The records:

=== Begin Enclosure ===

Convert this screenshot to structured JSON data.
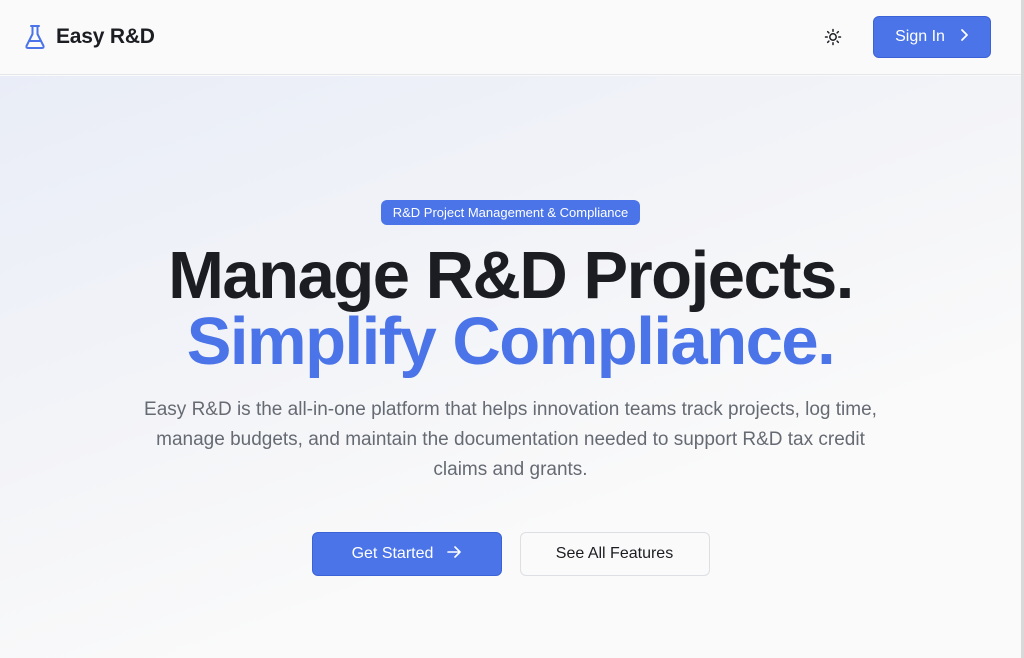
{
  "brand": {
    "name": "Easy R&D",
    "icon": "flask-icon",
    "icon_color": "#4a74e8"
  },
  "nav": {
    "theme_toggle_icon": "sun-icon",
    "signin_label": "Sign In",
    "signin_icon": "chevron-right-icon"
  },
  "hero": {
    "badge": "R&D Project Management & Compliance",
    "headline_line1": "Manage R&D Projects.",
    "headline_line2": "Simplify Compliance.",
    "subtitle": "Easy R&D is the all-in-one platform that helps innovation teams track projects, log time, manage budgets, and maintain the documentation needed to support R&D tax credit claims and grants.",
    "primary_cta": "Get Started",
    "primary_cta_icon": "arrow-right-icon",
    "secondary_cta": "See All Features"
  },
  "colors": {
    "accent": "#4a74e8",
    "text_dark": "#1c1d22",
    "text_muted": "#666a73"
  }
}
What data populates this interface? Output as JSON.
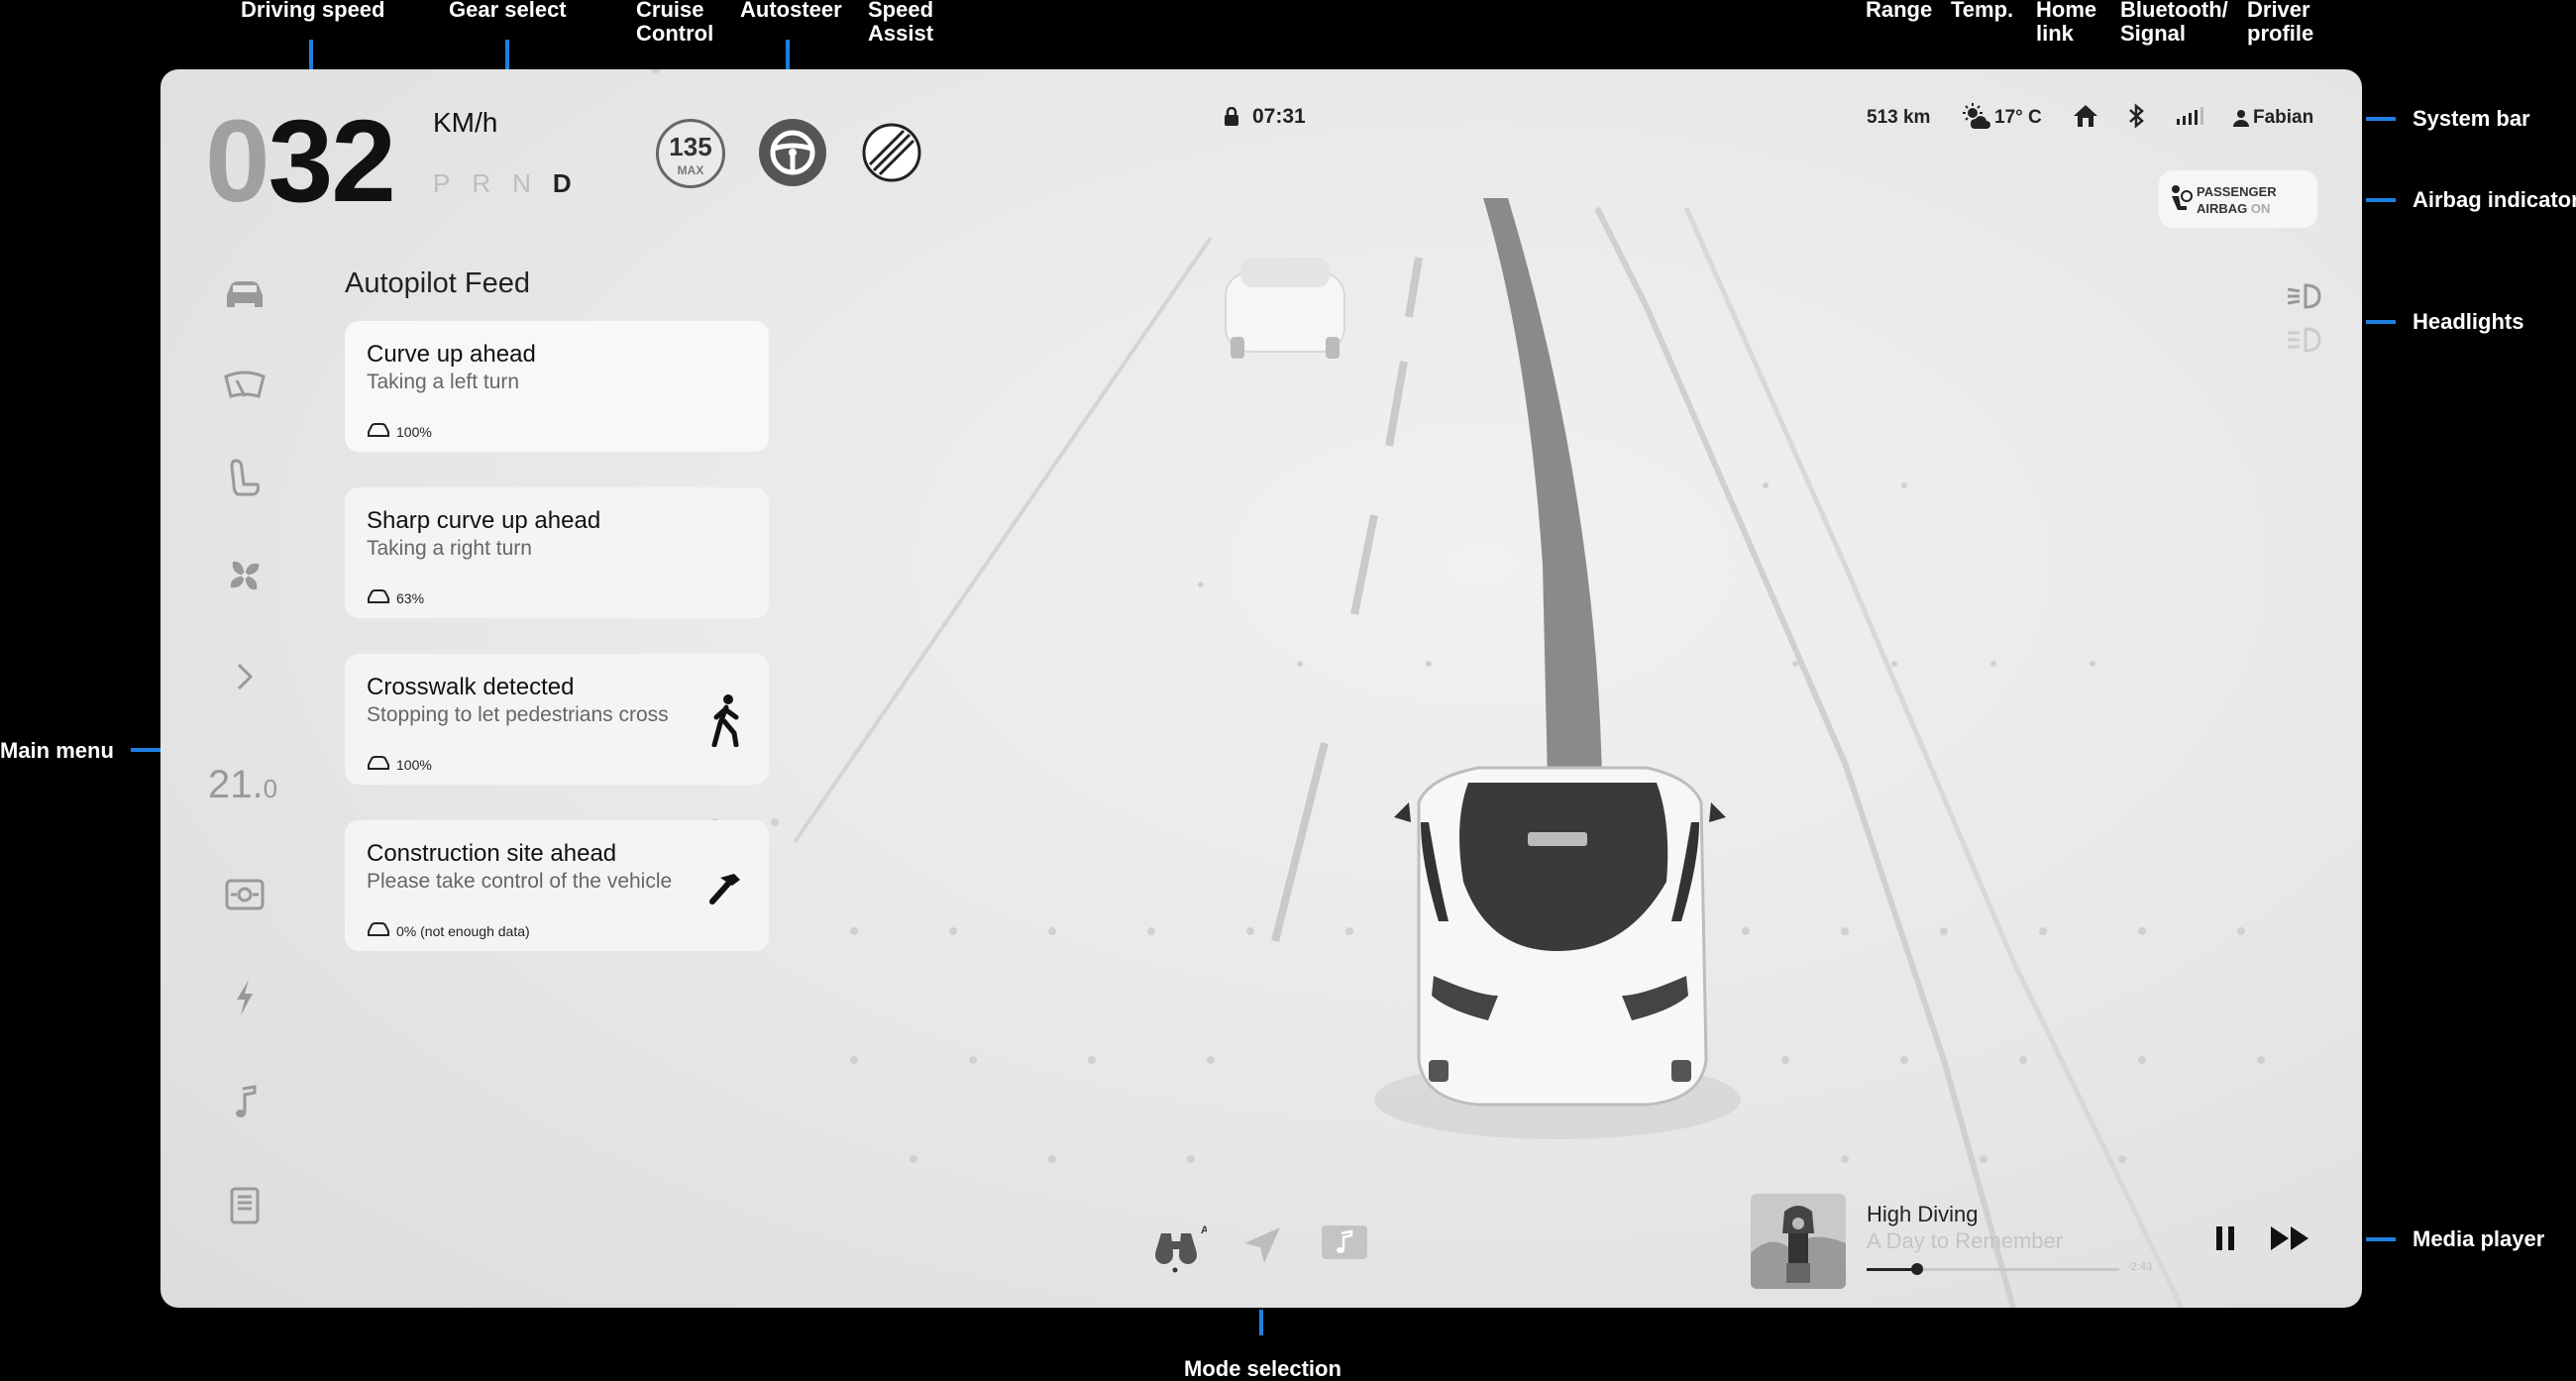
{
  "annotations": {
    "top": [
      "Driving speed",
      "Gear select",
      "Cruise\nControl",
      "Autosteer",
      "Speed\nAssist",
      "Range",
      "Temp.",
      "Home\nlink",
      "Bluetooth/\nSignal",
      "Driver\nprofile"
    ],
    "right": [
      "System bar",
      "Airbag indicator",
      "Headlights",
      "Media player"
    ],
    "left": [
      "Main menu"
    ],
    "bottom": [
      "Mode selection"
    ]
  },
  "speed": {
    "lead": "0",
    "value": "32",
    "unit": "KM/h"
  },
  "gears": [
    "P",
    "R",
    "N",
    "D"
  ],
  "active_gear": "D",
  "cruise": {
    "value": "135",
    "label": "MAX"
  },
  "clock": "07:31",
  "system_bar": {
    "range": "513 km",
    "temperature": "17° C",
    "driver": "Fabian"
  },
  "airbag": {
    "line1": "PASSENGER",
    "line2": "AIRBAG",
    "state": "ON"
  },
  "main_menu": {
    "items": [
      "car-icon",
      "wiper-icon",
      "seat-icon",
      "fan-icon",
      "chevron-right-icon",
      "defrost-icon",
      "lightning-icon",
      "music-icon",
      "manual-icon"
    ],
    "temperature": {
      "whole": "21.",
      "decimal": "0"
    }
  },
  "feed": {
    "title": "Autopilot Feed",
    "cards": [
      {
        "heading": "Curve up ahead",
        "sub": "Taking a left turn",
        "confidence": "100%",
        "icon": ""
      },
      {
        "heading": "Sharp curve up ahead",
        "sub": "Taking a right turn",
        "confidence": "63%",
        "icon": ""
      },
      {
        "heading": "Crosswalk detected",
        "sub": "Stopping to let pedestrians cross",
        "confidence": "100%",
        "icon": "pedestrian-icon"
      },
      {
        "heading": "Construction site ahead",
        "sub": "Please take control of the vehicle",
        "confidence": "0% (not enough data)",
        "icon": "hammer-icon"
      }
    ]
  },
  "modes": {
    "items": [
      "binoculars-icon",
      "navigate-icon",
      "media-icon"
    ],
    "binoculars_badge": "A"
  },
  "media": {
    "title": "High Diving",
    "artist": "A Day to Remember",
    "time": "-2:43",
    "progress": 0.2
  },
  "colors": {
    "accent": "#1e7fe0",
    "screen_bg": "#e7e7e7",
    "card_bg": "#f4f4f4"
  }
}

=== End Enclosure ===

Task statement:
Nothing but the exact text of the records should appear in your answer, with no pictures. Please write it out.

Exercise solution:
Convert this screenshot to structured JSON data.
{
  "brand": {
    "name": "Easy R&D",
    "icon": "flask-icon",
    "icon_color": "#4a74e8"
  },
  "nav": {
    "theme_toggle_icon": "sun-icon",
    "signin_label": "Sign In",
    "signin_icon": "chevron-right-icon"
  },
  "hero": {
    "badge": "R&D Project Management & Compliance",
    "headline_line1": "Manage R&D Projects.",
    "headline_line2": "Simplify Compliance.",
    "subtitle": "Easy R&D is the all-in-one platform that helps innovation teams track projects, log time, manage budgets, and maintain the documentation needed to support R&D tax credit claims and grants.",
    "primary_cta": "Get Started",
    "primary_cta_icon": "arrow-right-icon",
    "secondary_cta": "See All Features"
  },
  "colors": {
    "accent": "#4a74e8",
    "text_dark": "#1c1d22",
    "text_muted": "#666a73"
  }
}
What data populates this interface? Output as JSON.
{
  "annotations": {
    "top": [
      "Driving speed",
      "Gear select",
      "Cruise\nControl",
      "Autosteer",
      "Speed\nAssist",
      "Range",
      "Temp.",
      "Home\nlink",
      "Bluetooth/\nSignal",
      "Driver\nprofile"
    ],
    "right": [
      "System bar",
      "Airbag indicator",
      "Headlights",
      "Media player"
    ],
    "left": [
      "Main menu"
    ],
    "bottom": [
      "Mode selection"
    ]
  },
  "speed": {
    "lead": "0",
    "value": "32",
    "unit": "KM/h"
  },
  "gears": [
    "P",
    "R",
    "N",
    "D"
  ],
  "active_gear": "D",
  "cruise": {
    "value": "135",
    "label": "MAX"
  },
  "clock": "07:31",
  "system_bar": {
    "range": "513 km",
    "temperature": "17° C",
    "driver": "Fabian"
  },
  "airbag": {
    "line1": "PASSENGER",
    "line2": "AIRBAG",
    "state": "ON"
  },
  "main_menu": {
    "items": [
      "car-icon",
      "wiper-icon",
      "seat-icon",
      "fan-icon",
      "chevron-right-icon",
      "defrost-icon",
      "lightning-icon",
      "music-icon",
      "manual-icon"
    ],
    "temperature": {
      "whole": "21.",
      "decimal": "0"
    }
  },
  "feed": {
    "title": "Autopilot Feed",
    "cards": [
      {
        "heading": "Curve up ahead",
        "sub": "Taking a left turn",
        "confidence": "100%",
        "icon": ""
      },
      {
        "heading": "Sharp curve up ahead",
        "sub": "Taking a right turn",
        "confidence": "63%",
        "icon": ""
      },
      {
        "heading": "Crosswalk detected",
        "sub": "Stopping to let pedestrians cross",
        "confidence": "100%",
        "icon": "pedestrian-icon"
      },
      {
        "heading": "Construction site ahead",
        "sub": "Please take control of the vehicle",
        "confidence": "0% (not enough data)",
        "icon": "hammer-icon"
      }
    ]
  },
  "modes": {
    "items": [
      "binoculars-icon",
      "navigate-icon",
      "media-icon"
    ],
    "binoculars_badge": "A"
  },
  "media": {
    "title": "High Diving",
    "artist": "A Day to Remember",
    "time": "-2:43",
    "progress": 0.2
  },
  "colors": {
    "accent": "#1e7fe0",
    "screen_bg": "#e7e7e7",
    "card_bg": "#f4f4f4"
  }
}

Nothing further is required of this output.